One of the most important things to know about your pottery tools is how to keep them sharp and at the ready. Dull tools produce poor results, while sharp tools can be the difference between an ordinary pot and a masterpiece!
If you're anything like me, I forget how often I've used a particular tool, and don't think to sharpen it until it is producing uneven and rough results. So how do you clean up the results? Simple, take your tools to a professional for sharpening, or learn how to sharpen them yourself.
In today's post, we will go over a few ways to sharpen your pottery tools. Although we encourage you to give it a try... we don't recommend trying this on your most expensive tools first, start with the cheapo's in your toolbox.Here are a few things you can use to get started:
- Sandpaper (coarse and fine grit)

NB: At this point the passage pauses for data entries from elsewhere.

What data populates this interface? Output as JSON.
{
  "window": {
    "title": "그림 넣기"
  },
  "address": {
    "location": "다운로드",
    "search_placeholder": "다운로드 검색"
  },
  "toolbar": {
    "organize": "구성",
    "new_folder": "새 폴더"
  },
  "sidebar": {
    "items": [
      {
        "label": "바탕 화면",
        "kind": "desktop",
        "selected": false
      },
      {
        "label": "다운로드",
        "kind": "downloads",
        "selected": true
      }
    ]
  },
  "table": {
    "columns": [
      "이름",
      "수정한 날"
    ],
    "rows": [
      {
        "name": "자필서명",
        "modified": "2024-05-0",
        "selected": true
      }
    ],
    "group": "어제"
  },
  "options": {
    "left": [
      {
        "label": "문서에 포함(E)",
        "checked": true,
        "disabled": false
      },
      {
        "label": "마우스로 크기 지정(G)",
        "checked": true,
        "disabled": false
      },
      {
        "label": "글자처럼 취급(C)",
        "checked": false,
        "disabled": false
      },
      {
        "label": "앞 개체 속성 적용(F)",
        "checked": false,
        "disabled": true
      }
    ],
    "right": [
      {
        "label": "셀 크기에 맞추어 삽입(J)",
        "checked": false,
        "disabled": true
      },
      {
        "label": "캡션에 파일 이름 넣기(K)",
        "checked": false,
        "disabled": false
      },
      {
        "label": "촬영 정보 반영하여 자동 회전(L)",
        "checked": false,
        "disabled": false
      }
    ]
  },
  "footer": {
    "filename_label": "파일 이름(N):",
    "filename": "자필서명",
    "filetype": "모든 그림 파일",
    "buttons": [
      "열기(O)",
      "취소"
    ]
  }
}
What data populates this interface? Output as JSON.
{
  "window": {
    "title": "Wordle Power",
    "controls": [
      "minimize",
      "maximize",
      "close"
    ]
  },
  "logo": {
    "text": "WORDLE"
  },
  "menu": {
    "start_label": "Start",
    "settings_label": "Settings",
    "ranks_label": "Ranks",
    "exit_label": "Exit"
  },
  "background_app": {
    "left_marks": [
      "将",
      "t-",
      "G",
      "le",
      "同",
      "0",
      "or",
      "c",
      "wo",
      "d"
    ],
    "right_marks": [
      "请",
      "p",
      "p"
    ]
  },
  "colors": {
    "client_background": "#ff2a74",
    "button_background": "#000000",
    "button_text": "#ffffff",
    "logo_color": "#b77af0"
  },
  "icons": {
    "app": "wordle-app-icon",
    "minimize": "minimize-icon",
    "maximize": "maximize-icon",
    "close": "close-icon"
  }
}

- Bench grinder
- Belt sander
- Dremel tool or drill with a good Diamond Sharpening Burr
If the tools aren't real dull, you can probably get away with some sandpaper or a sandstone. The worse the condition of the blade, the more aggressive sharpening tool you will need.
When using a sandstone or sandpaper, I find it easiest to work the tool over the stone or paper on a table, instead of holding both the tool and sandpaper or stone.
No matter what method you choose for sharpening, it is critical that you follow the angle of the blade. The angle of the blade is designed to give you maximum trimming power, with the least amount of fuss, and most importantly... quality results.
If you'd like to share your ideas, projects or submit a post for our blog, email us at firstname.lastname@example.org! We look forward to hearing from you!